Many years ago, I took a painful leave of absence from active ministry and needed a place to stay before leaving this country to live with Mary and Brian in Switzerland. Harold and Dorothy welcomed me to their home for several weeks. I was deeply unsettled then, and the kindness they showed me was about as close to the meaning of our life here as one can get. They could provide no answers or even a direction. But warmth, kindness and beauty were there.
I went to Switzerland and stayed there for a while with Brian and Mary. Some months into my stay with them in a little town called Versoix, not far from Geneva, Dorothy arrived to help Mary after the birth of my niece Katie.
Dorothy was deeply impressed with the beauty of Switzerland. The flowers, the cleanliness, the orderly routine of Swiss life, the natural beauty captivated her. She was in paradise. I, on the other hand, found things a bit too neat, too orderly and pretty. I kept looking for flaws, for some dirt, some sign of weakness. I suppose I was looking for something of myself.

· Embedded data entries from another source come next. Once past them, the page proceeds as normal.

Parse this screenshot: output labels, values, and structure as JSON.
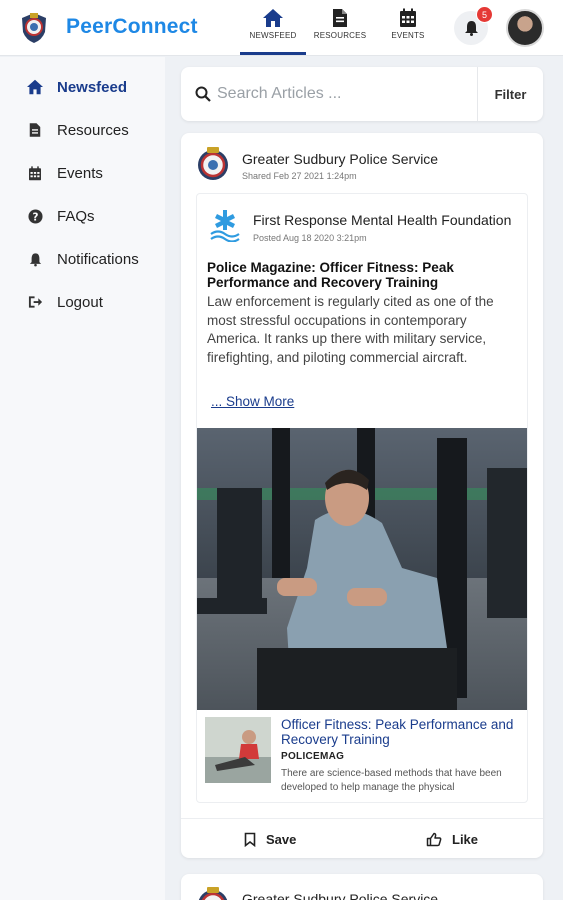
{
  "app": {
    "brand": "PeerConnect"
  },
  "topnav": {
    "items": [
      {
        "label": "NEWSFEED",
        "icon": "home-icon",
        "active": true
      },
      {
        "label": "RESOURCES",
        "icon": "document-icon",
        "active": false
      },
      {
        "label": "EVENTS",
        "icon": "calendar-icon",
        "active": false
      }
    ],
    "notification_count": "5"
  },
  "sidebar": {
    "items": [
      {
        "label": "Newsfeed",
        "icon": "home-icon"
      },
      {
        "label": "Resources",
        "icon": "document-icon"
      },
      {
        "label": "Events",
        "icon": "calendar-icon"
      },
      {
        "label": "FAQs",
        "icon": "question-icon"
      },
      {
        "label": "Notifications",
        "icon": "bell-icon"
      },
      {
        "label": "Logout",
        "icon": "logout-icon"
      }
    ]
  },
  "search": {
    "placeholder": "Search Articles ...",
    "filter_label": "Filter"
  },
  "posts": [
    {
      "author": "Greater Sudbury Police Service",
      "time": "Shared Feb 27 2021 1:24pm",
      "shared": {
        "author": "First Response Mental Health Foundation",
        "time": "Posted Aug 18 2020 3:21pm",
        "headline": "Police Magazine: Officer Fitness: Peak Performance and Recovery Training",
        "body": "Law enforcement is regularly cited as one of the most stressful occupations in contemporary America. It ranks up there with military service, firefighting, and piloting commercial aircraft.",
        "show_more": "... Show More",
        "link": {
          "title": "Officer Fitness: Peak Performance and Recovery Training",
          "source": "POLICEMAG",
          "description": "There are science-based methods that have been developed to help manage the physical"
        }
      },
      "actions": {
        "save": "Save",
        "like": "Like"
      }
    },
    {
      "author": "Greater Sudbury Police Service"
    }
  ],
  "colors": {
    "brand": "#1e88e5",
    "accent": "#1a3c8c",
    "badge": "#e53935"
  }
}
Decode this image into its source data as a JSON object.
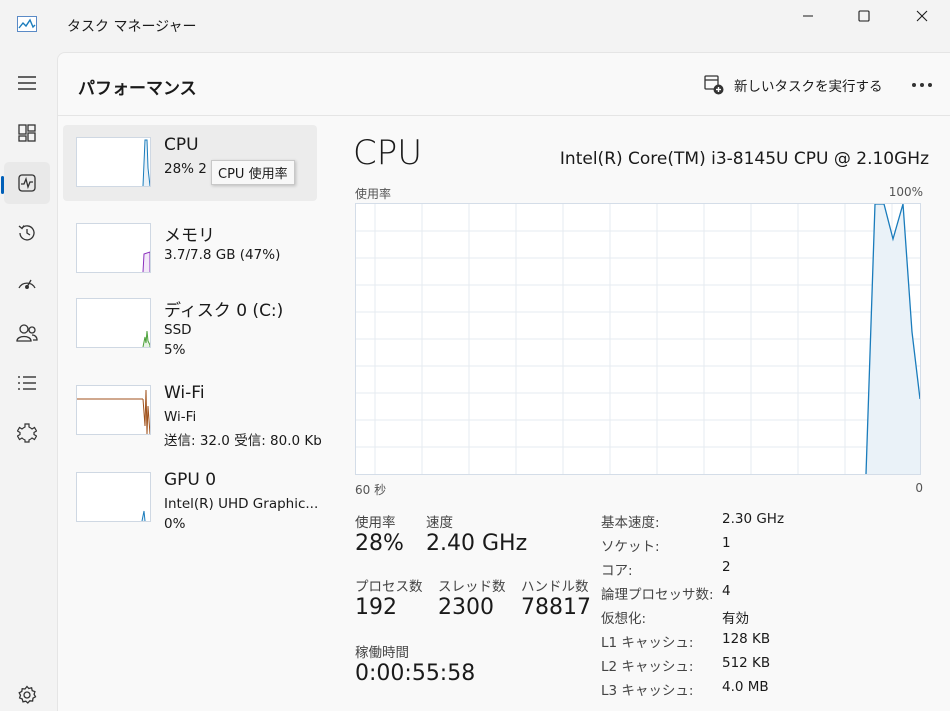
{
  "app": {
    "title": "タスク マネージャー"
  },
  "header": {
    "title": "パフォーマンス",
    "run_task": "新しいタスクを実行する"
  },
  "devices": [
    {
      "name": "CPU",
      "line1": "28% 2",
      "line2": ""
    },
    {
      "name": "メモリ",
      "line1": "3.7/7.8 GB (47%)",
      "line2": ""
    },
    {
      "name": "ディスク 0 (C:)",
      "line1": "SSD",
      "line2": "5%"
    },
    {
      "name": "Wi-Fi",
      "line1": "Wi-Fi",
      "line2": "送信: 32.0 受信: 80.0 Kb"
    },
    {
      "name": "GPU 0",
      "line1": "Intel(R) UHD Graphic...",
      "line2": "0%"
    }
  ],
  "tooltip": "CPU 使用率",
  "detail": {
    "title": "CPU",
    "model": "Intel(R) Core(TM) i3-8145U CPU @ 2.10GHz",
    "chart_left_label": "使用率",
    "chart_right_label": "100%",
    "time_left": "60 秒",
    "time_right": "0"
  },
  "stats": {
    "usage_label": "使用率",
    "usage": "28%",
    "speed_label": "速度",
    "speed": "2.40 GHz",
    "process_label": "プロセス数",
    "processes": "192",
    "thread_label": "スレッド数",
    "threads": "2300",
    "handle_label": "ハンドル数",
    "handles": "78817",
    "uptime_label": "稼働時間",
    "uptime": "0:00:55:58"
  },
  "specs": [
    {
      "label": "基本速度:",
      "value": "2.30 GHz"
    },
    {
      "label": "ソケット:",
      "value": "1"
    },
    {
      "label": "コア:",
      "value": "2"
    },
    {
      "label": "論理プロセッサ数:",
      "value": "4"
    },
    {
      "label": "仮想化:",
      "value": "有効"
    },
    {
      "label": "L1 キャッシュ:",
      "value": "128 KB"
    },
    {
      "label": "L2 キャッシュ:",
      "value": "512 KB"
    },
    {
      "label": "L3 キャッシュ:",
      "value": "4.0 MB"
    }
  ],
  "colors": {
    "accent": "#005fb8",
    "cpu_line": "#1a7cbc",
    "memory_line": "#8b2fbd",
    "disk_line": "#4ca13a",
    "wifi_line": "#a0521c"
  },
  "icons": {
    "app": "task-manager-icon",
    "nav": [
      "hamburger-icon",
      "processes-icon",
      "performance-icon",
      "app-history-icon",
      "startup-apps-icon",
      "users-icon",
      "details-icon",
      "services-icon",
      "settings-icon"
    ]
  }
}
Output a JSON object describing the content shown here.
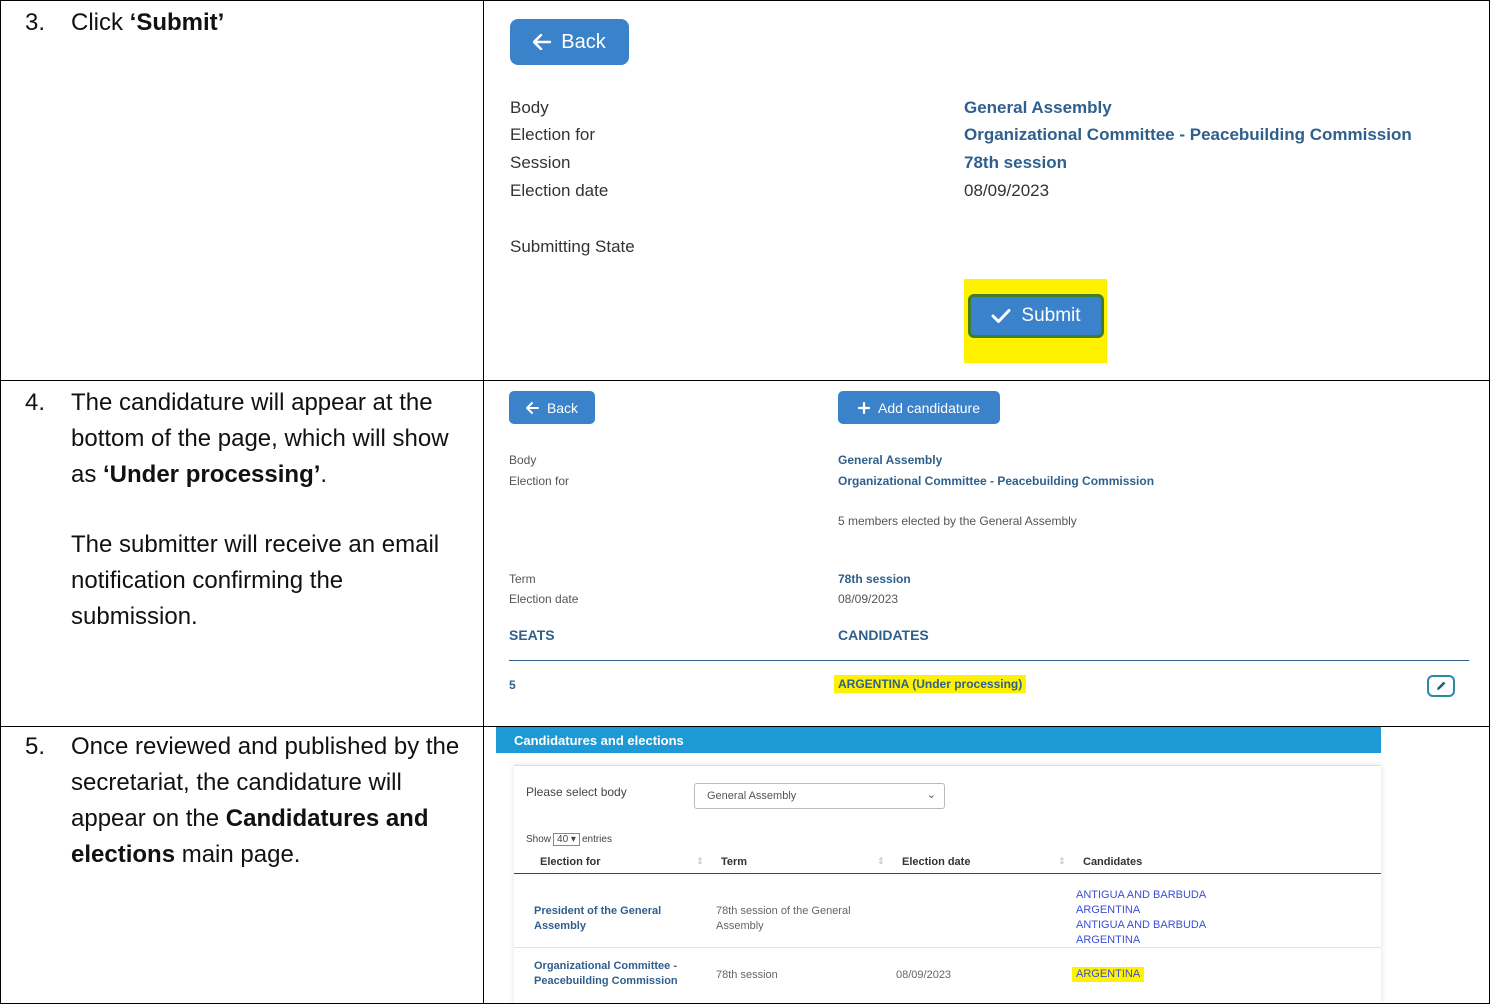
{
  "steps": [
    {
      "number": "3.",
      "lines": [
        {
          "pre": "Click ",
          "bold": "‘Submit’",
          "post": ""
        }
      ]
    },
    {
      "number": "4.",
      "lines": [
        {
          "pre": "The candidature will appear at the bottom of the page, which will show as ",
          "bold": "‘Under processing’",
          "post": "."
        },
        {
          "pre": "The submitter will receive an email notification confirming the submission.",
          "bold": "",
          "post": ""
        }
      ]
    },
    {
      "number": "5.",
      "lines": [
        {
          "pre": "Once reviewed and published by the secretariat, the candidature will appear on the ",
          "bold": "Candidatures and elections",
          "post": " main page."
        }
      ]
    }
  ],
  "shot1": {
    "back_label": "Back",
    "labels": [
      "Body",
      "Election for",
      "Session",
      "Election date",
      "Submitting State"
    ],
    "values": [
      "General Assembly",
      "Organizational Committee - Peacebuilding Commission",
      "78th session",
      "08/09/2023"
    ],
    "submit_label": "Submit"
  },
  "shot2": {
    "back_label": "Back",
    "add_label": "Add candidature",
    "body_label": "Body",
    "body_value": "General Assembly",
    "election_label": "Election for",
    "election_value": "Organizational Committee - Peacebuilding Commission",
    "members_note": "5 members elected by the General Assembly",
    "term_label": "Term",
    "term_value": "78th session",
    "date_label": "Election date",
    "date_value": "08/09/2023",
    "seats_header": "SEATS",
    "candidates_header": "CANDIDATES",
    "seats_value": "5",
    "candidate_value": "ARGENTINA (Under processing)"
  },
  "shot3": {
    "title": "Candidatures and elections",
    "select_body_label": "Please select body",
    "select_value": "General Assembly",
    "show_label": "Show",
    "entries_value": "40",
    "entries_label": "entries",
    "columns": [
      "Election for",
      "Term",
      "Election date",
      "Candidates"
    ],
    "rows": [
      {
        "election_for": [
          "President of the General",
          "Assembly"
        ],
        "term": [
          "78th session of the General",
          "Assembly"
        ],
        "date": "",
        "candidates": [
          "ANTIGUA AND BARBUDA",
          "ARGENTINA",
          "ANTIGUA AND BARBUDA",
          "ARGENTINA"
        ]
      },
      {
        "election_for": [
          "Organizational Committee -",
          "Peacebuilding Commission"
        ],
        "term": [
          "78th session"
        ],
        "date": "08/09/2023",
        "candidates": [
          "ARGENTINA"
        ]
      }
    ]
  },
  "colors": {
    "button_blue": "#3a82c9",
    "highlight": "#fff200",
    "header_blue": "#1d9ad6",
    "value_navy": "#2f5f8c",
    "link_blue": "#3b4fd6"
  }
}
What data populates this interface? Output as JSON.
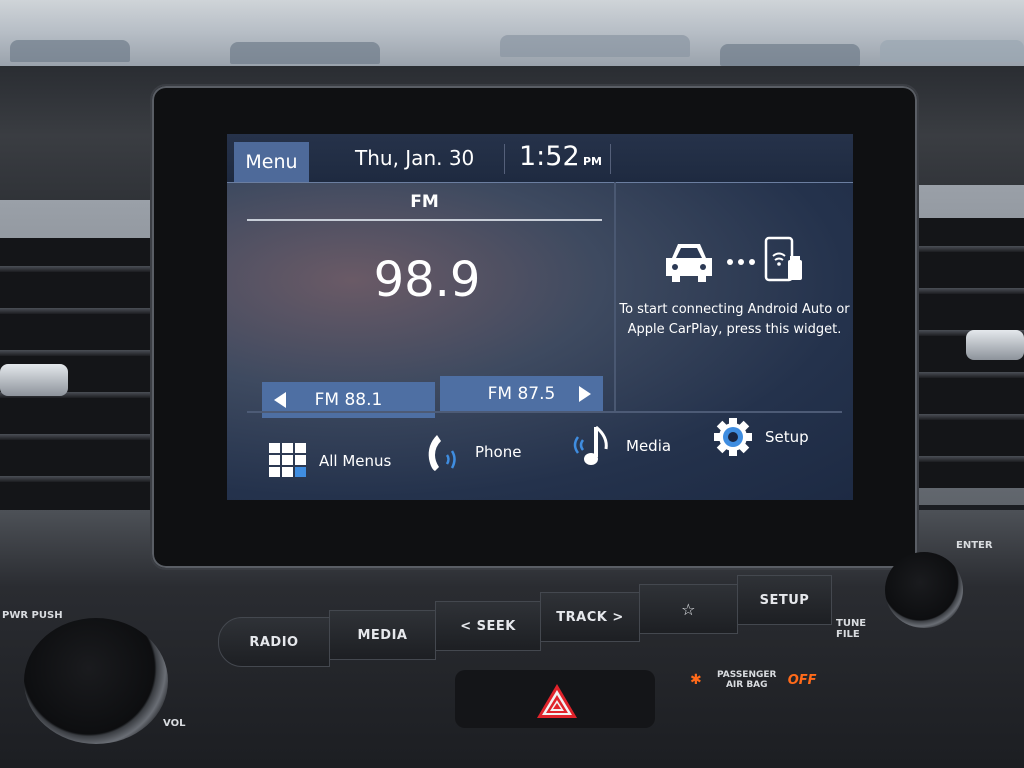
{
  "screen": {
    "topbar": {
      "menu_label": "Menu",
      "date": "Thu, Jan. 30",
      "time": "1:52",
      "ampm": "PM"
    },
    "radio": {
      "band": "FM",
      "frequency": "98.9",
      "presets": [
        {
          "label": "FM 88.1",
          "arrow": "left"
        },
        {
          "label": "FM 87.5",
          "arrow": "right"
        }
      ]
    },
    "carplay_widget": {
      "icons": [
        "car-icon",
        "dots-icon",
        "phone-wireless-usb-icon"
      ],
      "text": "To start connecting Android Auto or Apple CarPlay, press this widget."
    },
    "bottom_nav": [
      {
        "label": "All Menus",
        "icon": "grid-icon"
      },
      {
        "label": "Phone",
        "icon": "phone-icon"
      },
      {
        "label": "Media",
        "icon": "music-note-icon"
      },
      {
        "label": "Setup",
        "icon": "gear-icon"
      }
    ],
    "accent_color": "#4e6fa3"
  },
  "hardware": {
    "buttons": [
      "RADIO",
      "MEDIA",
      "< SEEK",
      "TRACK >",
      "☆",
      "SETUP"
    ],
    "labels": {
      "power": "PWR PUSH",
      "volume": "VOL",
      "tune": "TUNE FILE",
      "enter": "ENTER",
      "airbag": "PASSENGER AIR BAG",
      "airbag_status": "OFF"
    },
    "airbag_status_color": "#ff6a1a",
    "hazard_color": "#e0232b"
  }
}
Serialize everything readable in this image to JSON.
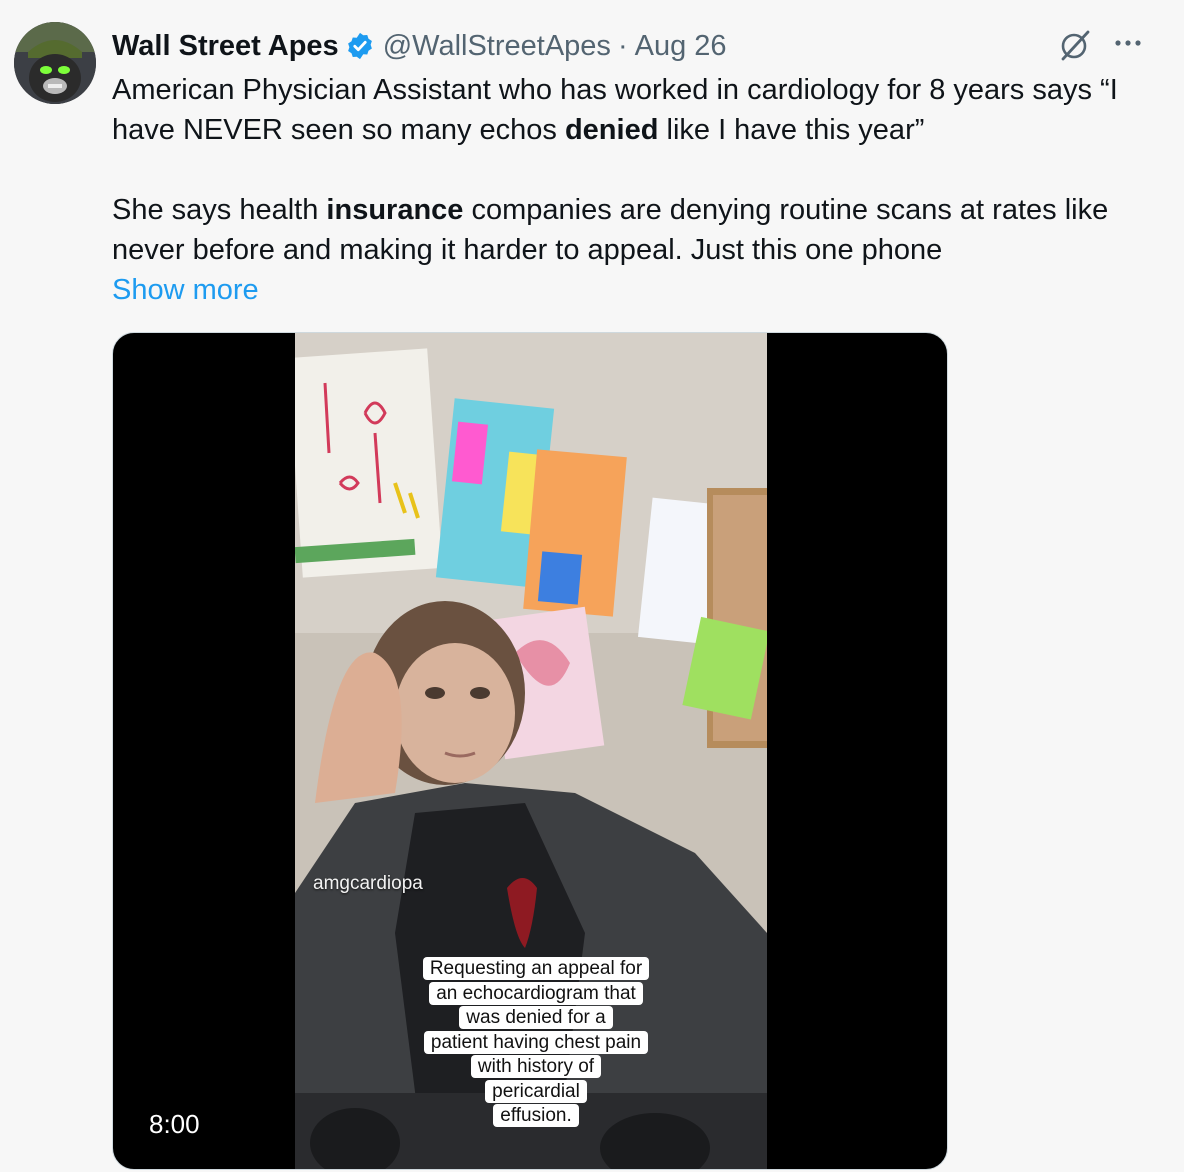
{
  "author": {
    "name": "Wall Street Apes",
    "handle": "@WallStreetApes",
    "separator": "·",
    "date": "Aug 26"
  },
  "icons": {
    "verified": "verified-badge-icon",
    "grok": "grok-icon",
    "more": "more-options-icon"
  },
  "colors": {
    "verified": "#1d9bf0",
    "link": "#1d9bf0",
    "secondary_text": "#536471"
  },
  "post": {
    "p1_part1": "American Physician Assistant who has worked in cardiology for 8 years says “I have NEVER seen so many echos ",
    "p1_bold": "denied",
    "p1_part2": " like I have this year”",
    "p2_part1": "She says health ",
    "p2_bold": "insurance",
    "p2_part2": " companies are denying routine scans at rates like never before and making it harder to appeal. Just this one phone",
    "show_more": "Show more"
  },
  "video": {
    "username_overlay": "amgcardiopa",
    "caption_lines": [
      "Requesting an appeal for",
      "an echocardiogram that",
      "was denied for a",
      "patient having chest pain",
      "with history of",
      "pericardial",
      "effusion."
    ],
    "duration": "8:00"
  }
}
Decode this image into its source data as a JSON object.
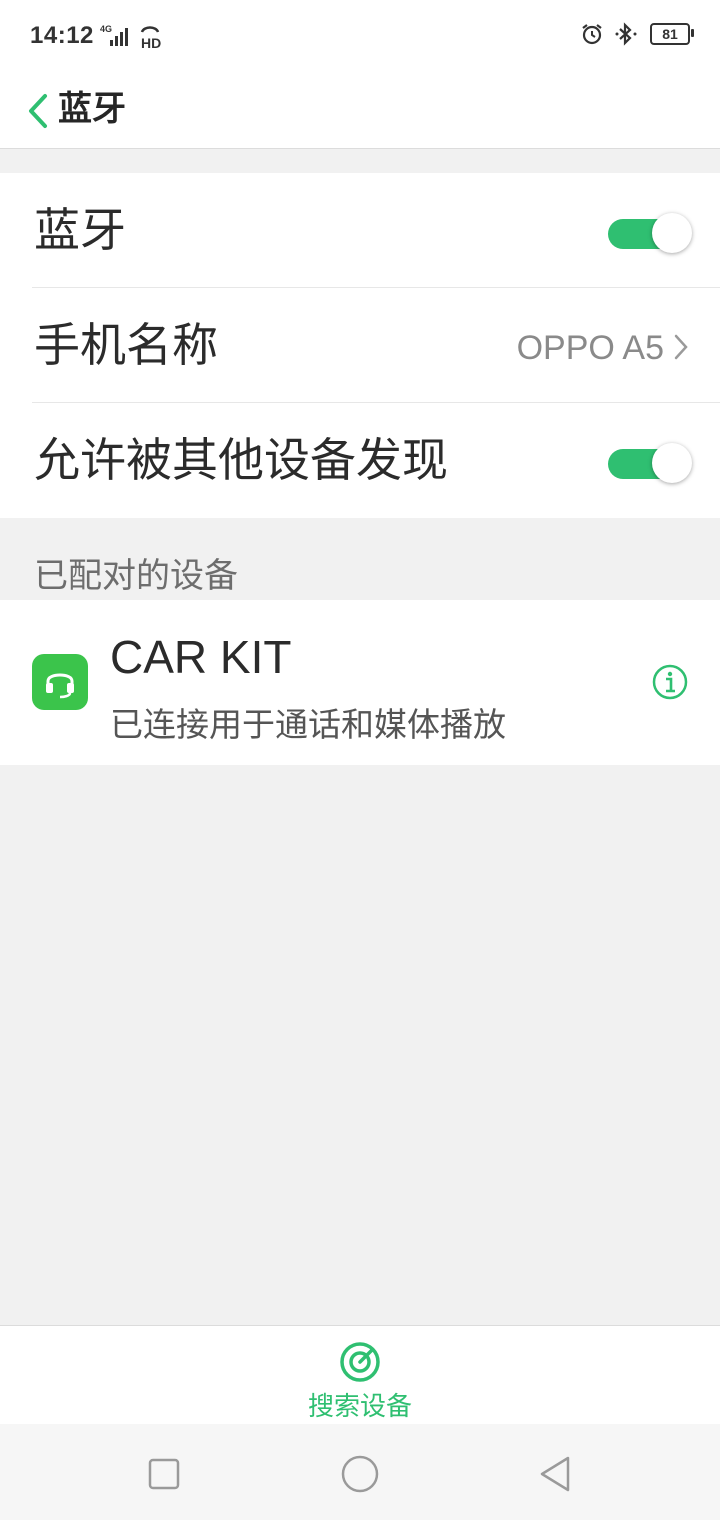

I found one such blemish.
Every day, I took a walk down to Lake Geneva. To get to the lakeside, I had to go through a short underground tunnel that ran beneath the tracks.
One day, while going through the tunnel, I noticed something new on the painted yellow walls graffiti. It was a slogan of defiance, presumably sprayed onto the wall by a disgruntled youth. The graffiti in so many words and with a crude gesture expressed the wish of the artist as to where Switzerland should go.
I mentioned it to Dorothy later that day, and she was aghast. I told her that perhaps that anonymous defacer was just frustrated and would find better ways to express his or her hope for societal betterment. Dorothy looked at me, her wheels turning, and said, You know, you may be right. And then she smiled.
If she sought beauty, she found it. If it was a long time coming, she waited for it. And when it came, she shared it. But the beauty with which she most blessed life shone from her heart and her smile. I wish I had told her that in just those words. I would like to see her smile and believe my words, and tell me once again, You know, you may be right.
Trappist Fr. James Stephen Behrens lives at Holy Spirit Monastery in Conyers, Ga. His e-mail is email@example.com
National Catholic Reporter, June 30, 2000